  • Snacks are not just complementing but also replacing meals: 42% of consumers who snack more today do so while cutting back the number of meals eaten in a day.
  • The types and size of food and beverage classified as a “snack” are broadening with meal components and entrees being used: 38% of consumers say they often have leftovers as a snack.
  • The size, frequency and timing of meals are changing and creating non-traditional “meals” that fall in a gray space between meal and snack: 50% of “mini meal” eaters say that the occasion replaced a traditional breakfast, lunch or dinner.
The Future of Snacking
Our The Future of Snacking 2016 report uncovers numerous opportunities for food and beverage companies to relate with consumers around new, flexible eating styles. Here is a sampling of thought starters:
We are in a new era of exploration. With fewer cultural constraints on meals, the future of snacking will give consumers opportunities to explore new kinds of food and new brands and bend traditional eating patterns to their personal needs and wants.

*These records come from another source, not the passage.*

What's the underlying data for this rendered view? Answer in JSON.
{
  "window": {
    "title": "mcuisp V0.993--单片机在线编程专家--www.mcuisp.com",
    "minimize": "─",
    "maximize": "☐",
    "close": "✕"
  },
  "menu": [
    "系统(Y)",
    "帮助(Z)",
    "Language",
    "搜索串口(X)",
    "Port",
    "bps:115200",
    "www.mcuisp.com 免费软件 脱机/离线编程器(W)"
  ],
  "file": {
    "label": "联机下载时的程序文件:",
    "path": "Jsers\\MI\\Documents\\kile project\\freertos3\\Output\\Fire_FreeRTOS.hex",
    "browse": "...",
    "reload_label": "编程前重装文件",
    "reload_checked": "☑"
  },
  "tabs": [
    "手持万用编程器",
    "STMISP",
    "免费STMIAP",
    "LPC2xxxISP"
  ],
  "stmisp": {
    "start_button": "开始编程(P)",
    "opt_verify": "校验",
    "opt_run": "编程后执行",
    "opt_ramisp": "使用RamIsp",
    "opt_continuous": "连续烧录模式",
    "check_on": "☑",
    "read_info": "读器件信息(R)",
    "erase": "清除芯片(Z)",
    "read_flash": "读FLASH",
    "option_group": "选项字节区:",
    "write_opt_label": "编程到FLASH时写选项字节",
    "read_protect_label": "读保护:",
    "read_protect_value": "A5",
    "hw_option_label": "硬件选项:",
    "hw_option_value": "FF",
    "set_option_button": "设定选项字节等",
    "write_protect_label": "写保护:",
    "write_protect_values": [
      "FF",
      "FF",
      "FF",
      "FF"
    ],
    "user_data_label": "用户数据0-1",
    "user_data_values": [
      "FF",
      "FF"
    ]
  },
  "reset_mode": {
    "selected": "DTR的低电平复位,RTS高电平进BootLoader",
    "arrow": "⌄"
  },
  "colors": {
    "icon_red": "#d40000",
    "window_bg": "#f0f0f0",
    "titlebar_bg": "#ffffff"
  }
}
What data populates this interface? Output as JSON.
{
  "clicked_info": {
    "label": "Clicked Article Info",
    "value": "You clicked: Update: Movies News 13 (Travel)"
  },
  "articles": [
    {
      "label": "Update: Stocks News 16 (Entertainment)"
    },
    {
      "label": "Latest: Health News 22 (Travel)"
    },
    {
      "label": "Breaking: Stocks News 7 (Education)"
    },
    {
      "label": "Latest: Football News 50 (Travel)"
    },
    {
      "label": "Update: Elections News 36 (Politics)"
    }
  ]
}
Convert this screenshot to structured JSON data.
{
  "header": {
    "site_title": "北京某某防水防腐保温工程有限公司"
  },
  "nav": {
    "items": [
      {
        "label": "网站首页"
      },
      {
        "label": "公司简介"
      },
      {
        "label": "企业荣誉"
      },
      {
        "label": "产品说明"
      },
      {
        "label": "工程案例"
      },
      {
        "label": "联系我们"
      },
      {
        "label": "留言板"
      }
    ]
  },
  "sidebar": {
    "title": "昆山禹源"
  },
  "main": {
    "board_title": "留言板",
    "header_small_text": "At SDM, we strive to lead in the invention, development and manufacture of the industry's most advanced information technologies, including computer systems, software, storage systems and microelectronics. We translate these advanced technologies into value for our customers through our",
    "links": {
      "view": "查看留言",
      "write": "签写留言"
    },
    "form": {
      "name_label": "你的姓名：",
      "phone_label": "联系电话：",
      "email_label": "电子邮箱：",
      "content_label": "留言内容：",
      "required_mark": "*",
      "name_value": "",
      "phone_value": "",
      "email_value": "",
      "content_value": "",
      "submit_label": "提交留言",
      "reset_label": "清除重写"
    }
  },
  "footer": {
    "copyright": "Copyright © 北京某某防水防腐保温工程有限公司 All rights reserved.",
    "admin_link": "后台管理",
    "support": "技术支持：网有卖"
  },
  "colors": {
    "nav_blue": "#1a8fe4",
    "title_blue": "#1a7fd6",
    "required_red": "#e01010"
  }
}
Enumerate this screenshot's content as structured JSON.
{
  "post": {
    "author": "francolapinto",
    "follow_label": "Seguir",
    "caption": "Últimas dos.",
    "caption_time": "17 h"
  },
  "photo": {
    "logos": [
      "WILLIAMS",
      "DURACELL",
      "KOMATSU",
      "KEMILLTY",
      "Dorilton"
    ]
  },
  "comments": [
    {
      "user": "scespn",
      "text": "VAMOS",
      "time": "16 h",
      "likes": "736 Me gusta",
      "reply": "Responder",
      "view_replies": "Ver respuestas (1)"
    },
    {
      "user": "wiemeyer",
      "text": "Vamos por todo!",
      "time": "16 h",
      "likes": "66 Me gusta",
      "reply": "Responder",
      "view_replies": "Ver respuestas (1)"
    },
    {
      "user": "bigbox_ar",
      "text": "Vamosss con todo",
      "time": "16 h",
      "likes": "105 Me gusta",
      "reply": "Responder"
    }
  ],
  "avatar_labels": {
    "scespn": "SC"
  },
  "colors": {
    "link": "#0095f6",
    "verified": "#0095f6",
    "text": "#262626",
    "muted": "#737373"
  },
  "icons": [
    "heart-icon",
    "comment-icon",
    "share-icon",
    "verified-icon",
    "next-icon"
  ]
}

  • The Opportunity: Position snacks as a chance to engage in playful food exploration. Be explicit about the disruption of traditional (perhaps outmoded) ways of eating and drinking and position your offerings as a customizable solution that meals are not able to fully enter.
The differences between meals and snacks are blurring. As snacks maintain their prominence, the future of snacking will continue to involve an interplay with meals as we know them, particularly breakfast and lunch. The blurring of the boundary between meal and snack will accelerate, leading to the emergence of more undefined eating occasions.
  • The Opportunity: Create and promote new offerings that service the malleability of the snackified meal. Consider how to create even more gray spaces of eating behavior that speak to the consumer desire for foods and beverages that reflect the intersection of snack and meal and the desire for nutritional balance on those occasions.
New language for new eating occasions. Despite the commonplace use of the term “snack” and a skeletal set of cultural assumptions about snacking, it will continue to be redefined — in regard to the terminology used as well as the elements of the occasion that distinguish it from meals.
  • The Opportunity: Draw on the variety of existing consumer language around snacks to define new snacking moments. Use whimsical or descriptive language to assign new snacking occasions and help situate your product within the future consumer snacking landscape (e.g., consider how the popular film series The Lord of the Rings playfully introduced new hobbit eating occasions that augmented traditional breakfast, lunch and dinner — “elevenses,” “second breakfast” and “tea time”).